Subject: Re: dhcpd(8) _cannot_ be completely disabled on an interface
To: , <firstname.lastname@example.org>
From: Nick Gimbrone <Nicholas.Gimbrone@Home.Com>
Date: 01/08/2002 22:10:00
> > (I recall them being defined as 'small integers' - I always fancy random
> > 32 bit ones myself (mathematically small!))
> The reason you'd like the integer to remain 'small' (i.e. fairly densely
> packed towards 0) is that it makes it possible to do a simple table lookup
> to get from the integer to the stuff you need to know about an interface
> to do an operation. Randomly-assigned 32-bit values would unnecessarily
> require a fancier and more costly data structure to do the same operation.
That is only one possible path.
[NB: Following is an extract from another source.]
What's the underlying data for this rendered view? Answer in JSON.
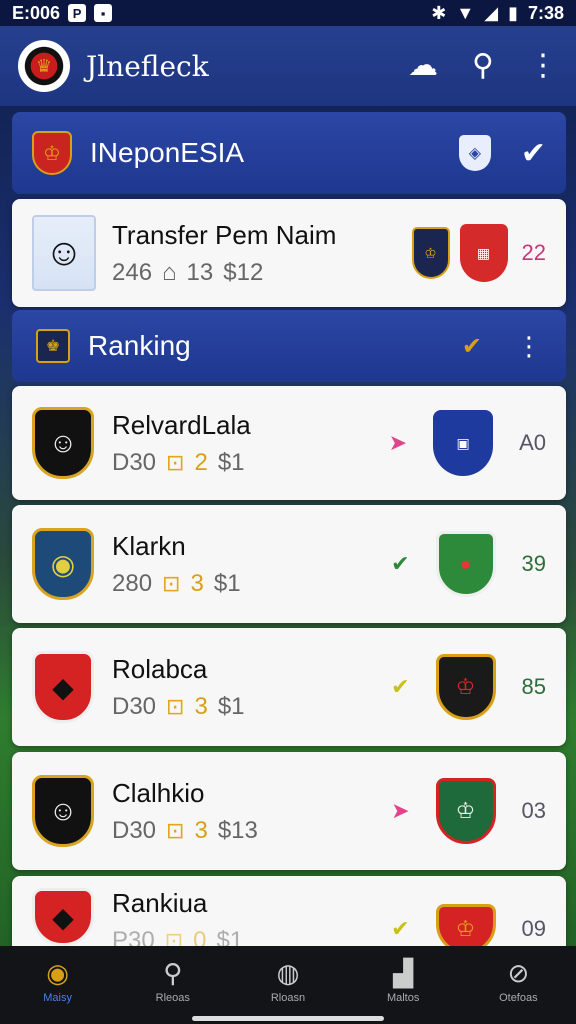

Another path that uses pseudo-random 32 (or 64
;-) bit values is to simply use the address of the data structure in question
(along with suitable validation when this indexing is performed that it actually
does point to such a data structure... ;-). This leads to a very fast "look-up"
and allows the data structures in question to be stored in something other than
an array (thus allowing much more flexable memory management schemes for
allocating the structures in question). I've used this technique very
successfully in a number of high performance kernels.